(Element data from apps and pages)
········

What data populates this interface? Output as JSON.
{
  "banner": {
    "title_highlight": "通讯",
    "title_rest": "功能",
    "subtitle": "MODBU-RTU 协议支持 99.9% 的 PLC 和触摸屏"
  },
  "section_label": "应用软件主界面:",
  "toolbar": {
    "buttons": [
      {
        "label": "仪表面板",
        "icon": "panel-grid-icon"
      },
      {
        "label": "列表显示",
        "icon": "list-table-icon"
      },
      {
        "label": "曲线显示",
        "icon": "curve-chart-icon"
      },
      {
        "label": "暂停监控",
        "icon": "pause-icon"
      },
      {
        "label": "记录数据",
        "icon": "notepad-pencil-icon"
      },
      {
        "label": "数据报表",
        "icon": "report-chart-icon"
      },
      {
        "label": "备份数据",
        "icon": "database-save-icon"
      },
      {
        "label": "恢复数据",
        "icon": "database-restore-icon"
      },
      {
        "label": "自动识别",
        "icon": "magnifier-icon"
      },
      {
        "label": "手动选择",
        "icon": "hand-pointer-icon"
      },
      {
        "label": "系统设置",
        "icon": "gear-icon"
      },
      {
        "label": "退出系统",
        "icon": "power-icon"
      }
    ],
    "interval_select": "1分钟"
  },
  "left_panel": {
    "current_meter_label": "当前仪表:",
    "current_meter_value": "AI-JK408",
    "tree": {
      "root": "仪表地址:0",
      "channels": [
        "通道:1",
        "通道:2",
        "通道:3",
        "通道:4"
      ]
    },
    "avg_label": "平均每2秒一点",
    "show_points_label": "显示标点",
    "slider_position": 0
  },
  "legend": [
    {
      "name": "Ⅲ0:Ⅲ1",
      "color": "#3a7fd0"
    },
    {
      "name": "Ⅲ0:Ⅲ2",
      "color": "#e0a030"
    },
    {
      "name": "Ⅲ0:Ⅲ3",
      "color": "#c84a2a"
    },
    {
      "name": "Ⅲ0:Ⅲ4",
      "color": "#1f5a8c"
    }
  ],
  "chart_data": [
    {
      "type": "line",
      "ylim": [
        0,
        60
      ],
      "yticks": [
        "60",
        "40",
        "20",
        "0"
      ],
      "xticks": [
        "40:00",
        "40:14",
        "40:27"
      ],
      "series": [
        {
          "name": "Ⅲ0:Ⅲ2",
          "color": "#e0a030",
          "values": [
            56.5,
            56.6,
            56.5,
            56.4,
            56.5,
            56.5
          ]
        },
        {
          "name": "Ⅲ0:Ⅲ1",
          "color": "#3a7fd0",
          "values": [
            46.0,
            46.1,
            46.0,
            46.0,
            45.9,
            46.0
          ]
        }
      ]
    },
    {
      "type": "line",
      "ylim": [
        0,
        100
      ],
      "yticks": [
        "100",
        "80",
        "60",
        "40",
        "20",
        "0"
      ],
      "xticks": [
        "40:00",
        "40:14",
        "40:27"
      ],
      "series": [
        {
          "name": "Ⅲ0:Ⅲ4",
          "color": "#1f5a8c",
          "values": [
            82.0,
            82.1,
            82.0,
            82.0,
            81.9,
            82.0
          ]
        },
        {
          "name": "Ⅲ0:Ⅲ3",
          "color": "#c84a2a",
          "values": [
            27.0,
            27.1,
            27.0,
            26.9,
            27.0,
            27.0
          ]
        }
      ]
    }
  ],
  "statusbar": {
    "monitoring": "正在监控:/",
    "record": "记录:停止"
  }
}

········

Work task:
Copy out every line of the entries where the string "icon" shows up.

Answer for this exercise:
        "icon": "panel-grid-icon"
        "icon": "list-table-icon"
        "icon": "curve-chart-icon"
        "icon": "pause-icon"
        "icon": "notepad-pencil-icon"
        "icon": "report-chart-icon"
        "icon": "database-save-icon"
        "icon": "database-restore-icon"
        "icon": "magnifier-icon"
        "icon": "hand-pointer-icon"
        "icon": "gear-icon"
        "icon": "power-icon"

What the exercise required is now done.